▶ WHAT TO DO
The result should be an exact copy of the data, free of pictures.

▶ RECORDS PROVIDED
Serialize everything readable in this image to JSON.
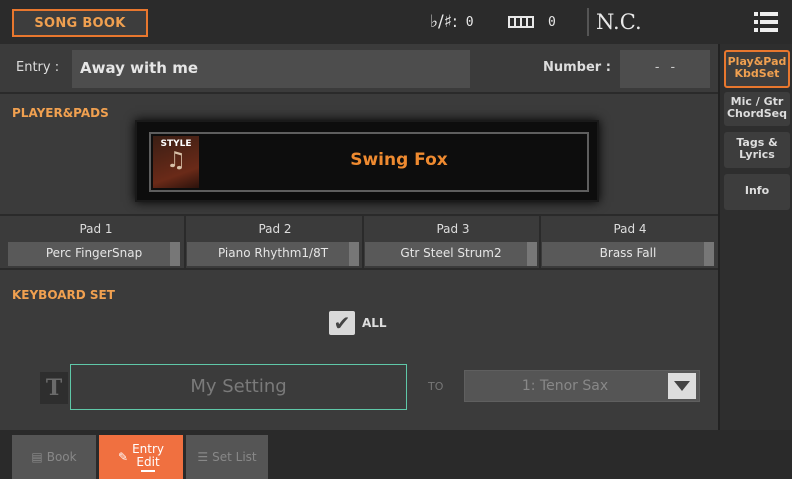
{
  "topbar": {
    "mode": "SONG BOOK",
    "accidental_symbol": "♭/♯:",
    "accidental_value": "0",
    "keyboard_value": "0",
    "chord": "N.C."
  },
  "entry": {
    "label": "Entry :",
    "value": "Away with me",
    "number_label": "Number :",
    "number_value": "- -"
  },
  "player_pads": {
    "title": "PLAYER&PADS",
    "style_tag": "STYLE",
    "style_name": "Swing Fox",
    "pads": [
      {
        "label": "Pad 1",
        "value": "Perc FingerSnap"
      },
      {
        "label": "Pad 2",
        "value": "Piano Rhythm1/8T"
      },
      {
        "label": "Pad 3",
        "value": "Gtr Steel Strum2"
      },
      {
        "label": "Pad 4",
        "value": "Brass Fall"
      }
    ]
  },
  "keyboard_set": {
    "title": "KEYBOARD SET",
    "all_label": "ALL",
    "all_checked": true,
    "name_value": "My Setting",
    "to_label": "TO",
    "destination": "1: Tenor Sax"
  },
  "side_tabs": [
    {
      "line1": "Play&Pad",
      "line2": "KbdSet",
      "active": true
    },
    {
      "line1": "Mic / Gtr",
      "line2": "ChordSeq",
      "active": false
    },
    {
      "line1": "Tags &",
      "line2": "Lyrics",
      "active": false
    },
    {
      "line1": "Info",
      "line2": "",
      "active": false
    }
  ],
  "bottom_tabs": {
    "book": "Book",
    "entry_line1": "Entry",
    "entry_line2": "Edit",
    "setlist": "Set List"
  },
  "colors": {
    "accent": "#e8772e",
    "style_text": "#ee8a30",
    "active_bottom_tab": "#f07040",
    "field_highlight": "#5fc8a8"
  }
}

▶ ANSWER
Serialize everything readable in this image to JSON.
{
  "topbar": {
    "mode": "SONG BOOK",
    "accidental_symbol": "♭/♯:",
    "accidental_value": "0",
    "keyboard_value": "0",
    "chord": "N.C."
  },
  "entry": {
    "label": "Entry :",
    "value": "Away with me",
    "number_label": "Number :",
    "number_value": "- -"
  },
  "player_pads": {
    "title": "PLAYER&PADS",
    "style_tag": "STYLE",
    "style_name": "Swing Fox",
    "pads": [
      {
        "label": "Pad 1",
        "value": "Perc FingerSnap"
      },
      {
        "label": "Pad 2",
        "value": "Piano Rhythm1/8T"
      },
      {
        "label": "Pad 3",
        "value": "Gtr Steel Strum2"
      },
      {
        "label": "Pad 4",
        "value": "Brass Fall"
      }
    ]
  },
  "keyboard_set": {
    "title": "KEYBOARD SET",
    "all_label": "ALL",
    "all_checked": true,
    "name_value": "My Setting",
    "to_label": "TO",
    "destination": "1: Tenor Sax"
  },
  "side_tabs": [
    {
      "line1": "Play&Pad",
      "line2": "KbdSet",
      "active": true
    },
    {
      "line1": "Mic / Gtr",
      "line2": "ChordSeq",
      "active": false
    },
    {
      "line1": "Tags &",
      "line2": "Lyrics",
      "active": false
    },
    {
      "line1": "Info",
      "line2": "",
      "active": false
    }
  ],
  "bottom_tabs": {
    "book": "Book",
    "entry_line1": "Entry",
    "entry_line2": "Edit",
    "setlist": "Set List"
  },
  "colors": {
    "accent": "#e8772e",
    "style_text": "#ee8a30",
    "active_bottom_tab": "#f07040",
    "field_highlight": "#5fc8a8"
  }
}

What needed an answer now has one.